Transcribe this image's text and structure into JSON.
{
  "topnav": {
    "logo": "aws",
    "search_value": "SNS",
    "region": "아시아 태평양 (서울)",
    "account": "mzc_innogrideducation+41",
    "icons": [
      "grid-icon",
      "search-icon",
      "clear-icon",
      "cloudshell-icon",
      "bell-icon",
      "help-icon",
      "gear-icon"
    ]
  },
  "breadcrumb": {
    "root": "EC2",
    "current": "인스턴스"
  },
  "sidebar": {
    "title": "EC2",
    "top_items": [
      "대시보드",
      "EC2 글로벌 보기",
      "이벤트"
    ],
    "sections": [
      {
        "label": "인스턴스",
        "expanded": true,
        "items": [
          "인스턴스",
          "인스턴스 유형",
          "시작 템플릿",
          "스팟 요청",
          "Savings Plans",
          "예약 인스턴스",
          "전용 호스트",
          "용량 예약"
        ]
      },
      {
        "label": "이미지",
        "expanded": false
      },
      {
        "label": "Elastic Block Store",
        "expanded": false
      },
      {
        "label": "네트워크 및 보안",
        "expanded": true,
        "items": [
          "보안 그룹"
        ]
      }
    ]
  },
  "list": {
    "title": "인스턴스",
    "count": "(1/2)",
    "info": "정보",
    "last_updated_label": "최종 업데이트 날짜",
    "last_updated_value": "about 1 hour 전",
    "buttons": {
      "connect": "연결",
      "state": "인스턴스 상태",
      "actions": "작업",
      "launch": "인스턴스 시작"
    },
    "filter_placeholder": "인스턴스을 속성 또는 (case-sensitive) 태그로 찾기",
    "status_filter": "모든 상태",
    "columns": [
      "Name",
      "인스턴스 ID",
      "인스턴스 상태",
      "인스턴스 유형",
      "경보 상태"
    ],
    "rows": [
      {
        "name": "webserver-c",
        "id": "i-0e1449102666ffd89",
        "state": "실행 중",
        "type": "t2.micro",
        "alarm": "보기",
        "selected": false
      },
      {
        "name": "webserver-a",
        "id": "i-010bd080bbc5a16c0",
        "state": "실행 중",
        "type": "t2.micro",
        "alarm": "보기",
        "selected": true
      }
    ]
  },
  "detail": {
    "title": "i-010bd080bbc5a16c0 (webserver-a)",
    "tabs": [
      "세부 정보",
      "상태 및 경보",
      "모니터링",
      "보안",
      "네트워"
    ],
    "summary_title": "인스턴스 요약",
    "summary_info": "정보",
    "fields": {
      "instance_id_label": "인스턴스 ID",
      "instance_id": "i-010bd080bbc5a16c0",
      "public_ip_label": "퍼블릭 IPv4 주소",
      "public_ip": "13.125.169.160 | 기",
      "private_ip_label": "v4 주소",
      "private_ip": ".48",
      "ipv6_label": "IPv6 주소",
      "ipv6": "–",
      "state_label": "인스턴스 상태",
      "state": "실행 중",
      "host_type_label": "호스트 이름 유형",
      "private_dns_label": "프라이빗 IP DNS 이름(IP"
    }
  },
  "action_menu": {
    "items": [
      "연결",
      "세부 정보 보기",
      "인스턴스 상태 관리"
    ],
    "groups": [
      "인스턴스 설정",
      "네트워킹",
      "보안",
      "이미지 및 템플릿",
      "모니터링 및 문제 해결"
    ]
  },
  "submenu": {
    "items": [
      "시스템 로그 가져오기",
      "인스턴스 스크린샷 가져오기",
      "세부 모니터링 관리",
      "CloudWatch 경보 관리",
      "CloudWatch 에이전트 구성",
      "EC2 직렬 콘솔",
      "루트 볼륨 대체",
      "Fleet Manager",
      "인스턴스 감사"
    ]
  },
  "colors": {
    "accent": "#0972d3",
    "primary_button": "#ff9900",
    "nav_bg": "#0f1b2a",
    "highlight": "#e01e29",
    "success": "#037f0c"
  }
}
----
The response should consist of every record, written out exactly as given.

ANSWER:
Transcribe this image's text and structure into JSON.
{
  "topnav": {
    "logo": "aws",
    "search_value": "SNS",
    "region": "아시아 태평양 (서울)",
    "account": "mzc_innogrideducation+41",
    "icons": [
      "grid-icon",
      "search-icon",
      "clear-icon",
      "cloudshell-icon",
      "bell-icon",
      "help-icon",
      "gear-icon"
    ]
  },
  "breadcrumb": {
    "root": "EC2",
    "current": "인스턴스"
  },
  "sidebar": {
    "title": "EC2",
    "top_items": [
      "대시보드",
      "EC2 글로벌 보기",
      "이벤트"
    ],
    "sections": [
      {
        "label": "인스턴스",
        "expanded": true,
        "items": [
          "인스턴스",
          "인스턴스 유형",
          "시작 템플릿",
          "스팟 요청",
          "Savings Plans",
          "예약 인스턴스",
          "전용 호스트",
          "용량 예약"
        ]
      },
      {
        "label": "이미지",
        "expanded": false
      },
      {
        "label": "Elastic Block Store",
        "expanded": false
      },
      {
        "label": "네트워크 및 보안",
        "expanded": true,
        "items": [
          "보안 그룹"
        ]
      }
    ]
  },
  "list": {
    "title": "인스턴스",
    "count": "(1/2)",
    "info": "정보",
    "last_updated_label": "최종 업데이트 날짜",
    "last_updated_value": "about 1 hour 전",
    "buttons": {
      "connect": "연결",
      "state": "인스턴스 상태",
      "actions": "작업",
      "launch": "인스턴스 시작"
    },
    "filter_placeholder": "인스턴스을 속성 또는 (case-sensitive) 태그로 찾기",
    "status_filter": "모든 상태",
    "columns": [
      "Name",
      "인스턴스 ID",
      "인스턴스 상태",
      "인스턴스 유형",
      "경보 상태"
    ],
    "rows": [
      {
        "name": "webserver-c",
        "id": "i-0e1449102666ffd89",
        "state": "실행 중",
        "type": "t2.micro",
        "alarm": "보기",
        "selected": false
      },
      {
        "name": "webserver-a",
        "id": "i-010bd080bbc5a16c0",
        "state": "실행 중",
        "type": "t2.micro",
        "alarm": "보기",
        "selected": true
      }
    ]
  },
  "detail": {
    "title": "i-010bd080bbc5a16c0 (webserver-a)",
    "tabs": [
      "세부 정보",
      "상태 및 경보",
      "모니터링",
      "보안",
      "네트워"
    ],
    "summary_title": "인스턴스 요약",
    "summary_info": "정보",
    "fields": {
      "instance_id_label": "인스턴스 ID",
      "instance_id": "i-010bd080bbc5a16c0",
      "public_ip_label": "퍼블릭 IPv4 주소",
      "public_ip": "13.125.169.160 | 기",
      "private_ip_label": "v4 주소",
      "private_ip": ".48",
      "ipv6_label": "IPv6 주소",
      "ipv6": "–",
      "state_label": "인스턴스 상태",
      "state": "실행 중",
      "host_type_label": "호스트 이름 유형",
      "private_dns_label": "프라이빗 IP DNS 이름(IP"
    }
  },
  "action_menu": {
    "items": [
      "연결",
      "세부 정보 보기",
      "인스턴스 상태 관리"
    ],
    "groups": [
      "인스턴스 설정",
      "네트워킹",
      "보안",
      "이미지 및 템플릿",
      "모니터링 및 문제 해결"
    ]
  },
  "submenu": {
    "items": [
      "시스템 로그 가져오기",
      "인스턴스 스크린샷 가져오기",
      "세부 모니터링 관리",
      "CloudWatch 경보 관리",
      "CloudWatch 에이전트 구성",
      "EC2 직렬 콘솔",
      "루트 볼륨 대체",
      "Fleet Manager",
      "인스턴스 감사"
    ]
  },
  "colors": {
    "accent": "#0972d3",
    "primary_button": "#ff9900",
    "nav_bg": "#0f1b2a",
    "highlight": "#e01e29",
    "success": "#037f0c"
  }
}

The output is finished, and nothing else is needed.